The rescued python is not injured, according to the co-CEO of Acres, Kalai Vanan.

Lightings eventually lowered to rescue Python

Kalai said that Acres was alerted to the incident by the public on Saturday morning, Jan. 7.

A TikTok video of the incident by user @keel0z showed that a crowd of curious onlookers had formed at the scene prior to Acres’ arrival.

Source: Screenshot via @keel0z TikTok

Kalai added, “Though the snake posed no threat to anyone, it had attracted a crowd and there was a chance it could fall onto the road or cross the road if it decided to come down.”

Acres staff were then seen attempting to dislodge the python.

Source: Screenshot via @keel0z TikTok

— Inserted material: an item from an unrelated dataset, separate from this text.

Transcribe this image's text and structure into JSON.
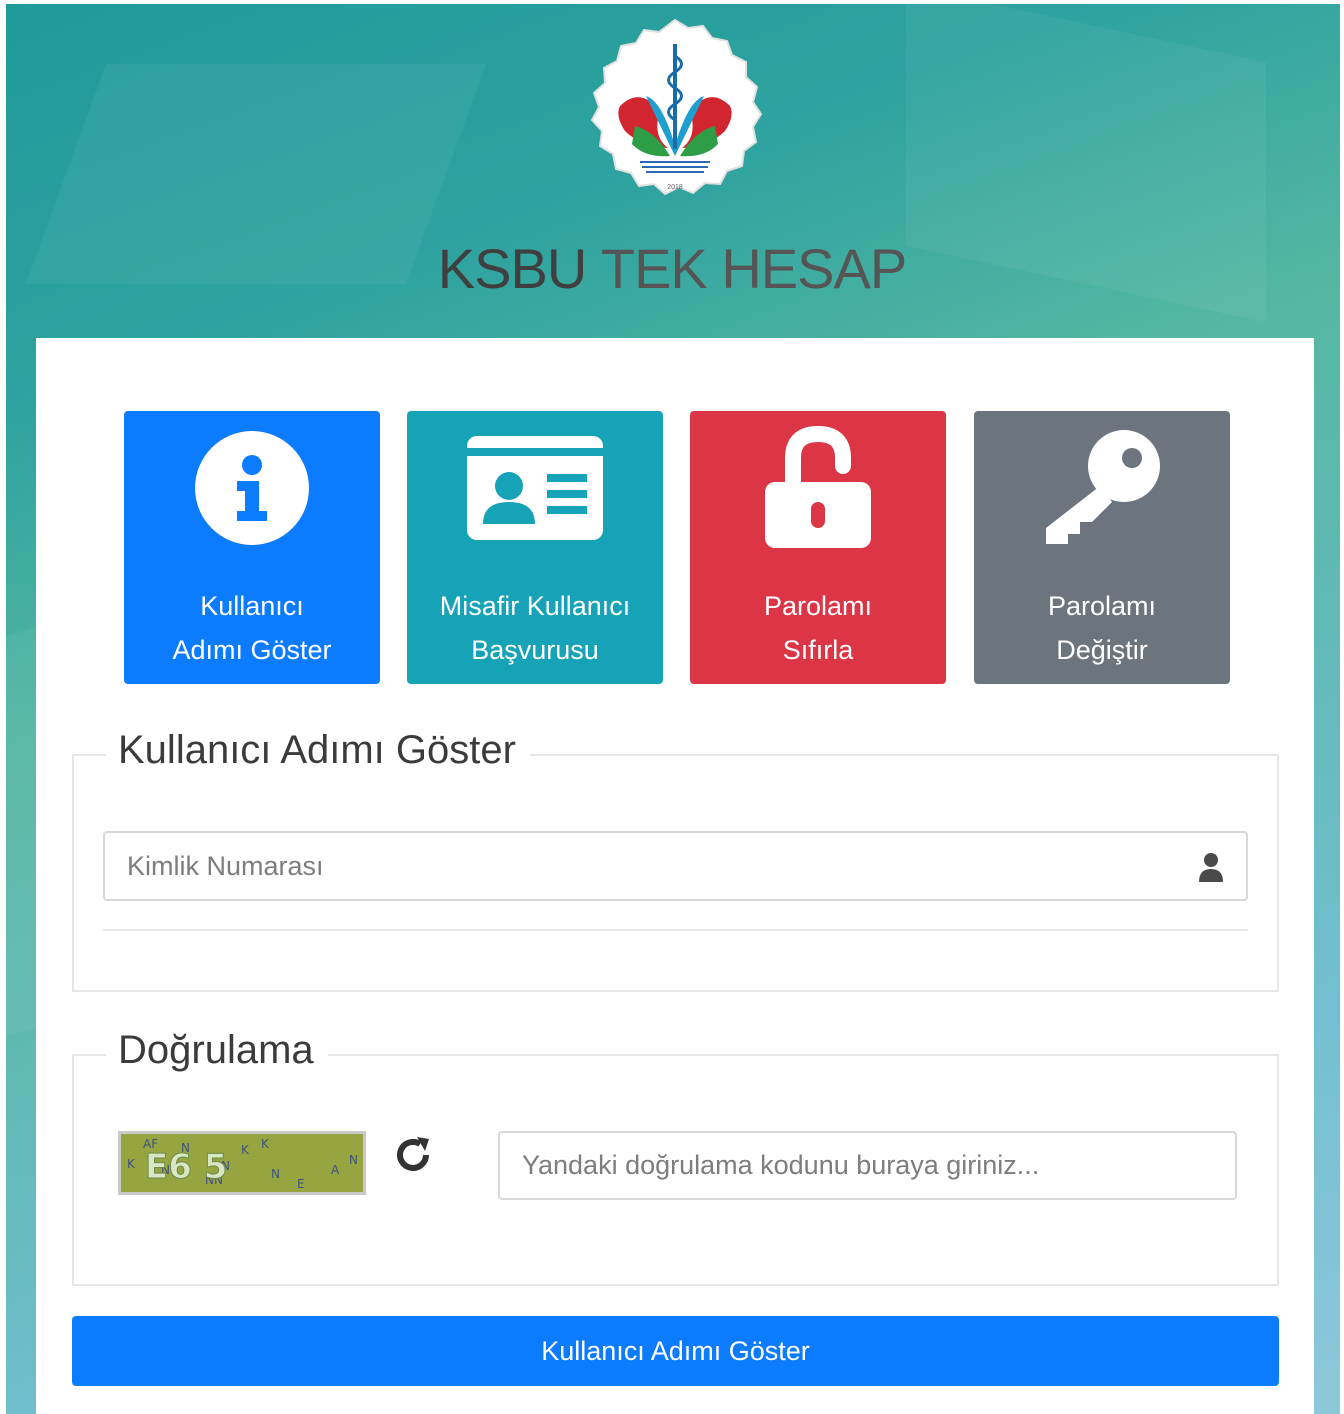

Kalai said that Acres eventually decided to hoist the lightings down to safely contain the reticulated python, after trying to retrieve the snake without adjusting the lights.

Source: Screenshot via @keel0z TikTok

Python is uninjured

A second TikTok video by @keel0z showed Kalai explaining to the public that the python is currently scared as it is coiling around his arm.

He could also be heard saying that the python is not injured in response to a question by a member of the public.

Kalai also pointed out that the python’s size is considered big within Singapore and that it is at likely at least 2.5 metres in length.

The video eventually ended with him putting the python in a carrier.

Source: Screenshot via @keel0z TikTok

Kalai further noted in his statement to Mothership that:

“The snake had likely climbed up a nearby pole. We have noticed that pythons do tend to climb up structures when they feel vulnerable or to get away from a threat.”

If you see a a wild animal that needs help, you can call the Acres wildlife rescue hotline at 9783 7782 or NParks’ 24-hour Animal Response Centre helpline at 1800 476 1600.

Top images courtesy of Kalai Vanan